Raw data -
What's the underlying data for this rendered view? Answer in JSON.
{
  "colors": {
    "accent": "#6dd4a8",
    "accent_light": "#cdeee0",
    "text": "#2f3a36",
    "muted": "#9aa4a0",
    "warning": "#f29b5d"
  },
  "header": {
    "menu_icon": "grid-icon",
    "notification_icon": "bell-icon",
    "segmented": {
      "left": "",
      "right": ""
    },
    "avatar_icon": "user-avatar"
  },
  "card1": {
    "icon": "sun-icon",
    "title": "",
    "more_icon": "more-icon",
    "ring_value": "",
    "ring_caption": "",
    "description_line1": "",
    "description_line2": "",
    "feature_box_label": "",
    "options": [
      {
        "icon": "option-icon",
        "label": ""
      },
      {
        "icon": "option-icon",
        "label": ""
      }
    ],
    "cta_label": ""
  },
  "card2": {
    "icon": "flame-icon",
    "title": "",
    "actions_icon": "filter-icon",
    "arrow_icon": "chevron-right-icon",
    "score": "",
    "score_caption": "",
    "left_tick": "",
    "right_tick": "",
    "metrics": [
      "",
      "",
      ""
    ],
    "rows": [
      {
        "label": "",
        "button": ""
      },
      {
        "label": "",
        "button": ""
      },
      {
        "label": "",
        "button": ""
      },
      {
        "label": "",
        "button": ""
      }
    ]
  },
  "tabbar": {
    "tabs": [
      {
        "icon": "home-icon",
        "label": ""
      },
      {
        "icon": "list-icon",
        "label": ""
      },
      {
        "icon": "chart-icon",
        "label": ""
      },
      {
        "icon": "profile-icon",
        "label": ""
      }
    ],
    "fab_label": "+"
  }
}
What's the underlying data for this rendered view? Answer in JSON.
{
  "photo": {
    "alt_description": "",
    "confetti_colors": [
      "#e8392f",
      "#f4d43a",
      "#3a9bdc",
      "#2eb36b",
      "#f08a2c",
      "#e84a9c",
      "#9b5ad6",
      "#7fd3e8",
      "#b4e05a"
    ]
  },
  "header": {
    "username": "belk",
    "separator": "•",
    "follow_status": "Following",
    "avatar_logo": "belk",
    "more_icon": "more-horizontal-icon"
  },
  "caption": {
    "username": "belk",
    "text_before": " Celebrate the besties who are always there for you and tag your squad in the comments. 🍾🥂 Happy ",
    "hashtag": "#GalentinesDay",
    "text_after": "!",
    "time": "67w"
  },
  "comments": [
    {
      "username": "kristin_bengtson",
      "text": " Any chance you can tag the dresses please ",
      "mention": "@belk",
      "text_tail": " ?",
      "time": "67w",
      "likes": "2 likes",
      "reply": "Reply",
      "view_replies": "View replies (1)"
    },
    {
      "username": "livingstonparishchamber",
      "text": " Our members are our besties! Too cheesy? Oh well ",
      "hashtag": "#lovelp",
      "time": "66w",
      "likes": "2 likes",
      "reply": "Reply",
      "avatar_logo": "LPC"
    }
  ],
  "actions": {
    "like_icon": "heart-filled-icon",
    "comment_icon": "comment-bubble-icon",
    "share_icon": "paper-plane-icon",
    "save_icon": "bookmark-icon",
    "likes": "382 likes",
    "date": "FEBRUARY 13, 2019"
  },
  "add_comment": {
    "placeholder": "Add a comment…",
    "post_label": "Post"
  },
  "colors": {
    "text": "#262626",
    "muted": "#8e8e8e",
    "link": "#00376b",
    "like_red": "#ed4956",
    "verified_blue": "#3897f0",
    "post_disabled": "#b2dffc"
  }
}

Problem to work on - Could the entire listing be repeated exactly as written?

Task response -
What's the underlying data for this rendered view? Answer in JSON.
{
  "colors": {
    "accent": "#6dd4a8",
    "accent_light": "#cdeee0",
    "text": "#2f3a36",
    "muted": "#9aa4a0",
    "warning": "#f29b5d"
  },
  "header": {
    "menu_icon": "grid-icon",
    "notification_icon": "bell-icon",
    "segmented": {
      "left": "",
      "right": ""
    },
    "avatar_icon": "user-avatar"
  },
  "card1": {
    "icon": "sun-icon",
    "title": "",
    "more_icon": "more-icon",
    "ring_value": "",
    "ring_caption": "",
    "description_line1": "",
    "description_line2": "",
    "feature_box_label": "",
    "options": [
      {
        "icon": "option-icon",
        "label": ""
      },
      {
        "icon": "option-icon",
        "label": ""
      }
    ],
    "cta_label": ""
  },
  "card2": {
    "icon": "flame-icon",
    "title": "",
    "actions_icon": "filter-icon",
    "arrow_icon": "chevron-right-icon",
    "score": "",
    "score_caption": "",
    "left_tick": "",
    "right_tick": "",
    "metrics": [
      "",
      "",
      ""
    ],
    "rows": [
      {
        "label": "",
        "button": ""
      },
      {
        "label": "",
        "button": ""
      },
      {
        "label": "",
        "button": ""
      },
      {
        "label": "",
        "button": ""
      }
    ]
  },
  "tabbar": {
    "tabs": [
      {
        "icon": "home-icon",
        "label": ""
      },
      {
        "icon": "list-icon",
        "label": ""
      },
      {
        "icon": "chart-icon",
        "label": ""
      },
      {
        "icon": "profile-icon",
        "label": ""
      }
    ],
    "fab_label": "+"
  }
}
What's the underlying data for this rendered view? Answer in JSON.
{
  "photo": {
    "alt_description": "",
    "confetti_colors": [
      "#e8392f",
      "#f4d43a",
      "#3a9bdc",
      "#2eb36b",
      "#f08a2c",
      "#e84a9c",
      "#9b5ad6",
      "#7fd3e8",
      "#b4e05a"
    ]
  },
  "header": {
    "username": "belk",
    "separator": "•",
    "follow_status": "Following",
    "avatar_logo": "belk",
    "more_icon": "more-horizontal-icon"
  },
  "caption": {
    "username": "belk",
    "text_before": " Celebrate the besties who are always there for you and tag your squad in the comments. 🍾🥂 Happy ",
    "hashtag": "#GalentinesDay",
    "text_after": "!",
    "time": "67w"
  },
  "comments": [
    {
      "username": "kristin_bengtson",
      "text": " Any chance you can tag the dresses please ",
      "mention": "@belk",
      "text_tail": " ?",
      "time": "67w",
      "likes": "2 likes",
      "reply": "Reply",
      "view_replies": "View replies (1)"
    },
    {
      "username": "livingstonparishchamber",
      "text": " Our members are our besties! Too cheesy? Oh well ",
      "hashtag": "#lovelp",
      "time": "66w",
      "likes": "2 likes",
      "reply": "Reply",
      "avatar_logo": "LPC"
    }
  ],
  "actions": {
    "like_icon": "heart-filled-icon",
    "comment_icon": "comment-bubble-icon",
    "share_icon": "paper-plane-icon",
    "save_icon": "bookmark-icon",
    "likes": "382 likes",
    "date": "FEBRUARY 13, 2019"
  },
  "add_comment": {
    "placeholder": "Add a comment…",
    "post_label": "Post"
  },
  "colors": {
    "text": "#262626",
    "muted": "#8e8e8e",
    "link": "#00376b",
    "like_red": "#ed4956",
    "verified_blue": "#3897f0",
    "post_disabled": "#b2dffc"
  }
}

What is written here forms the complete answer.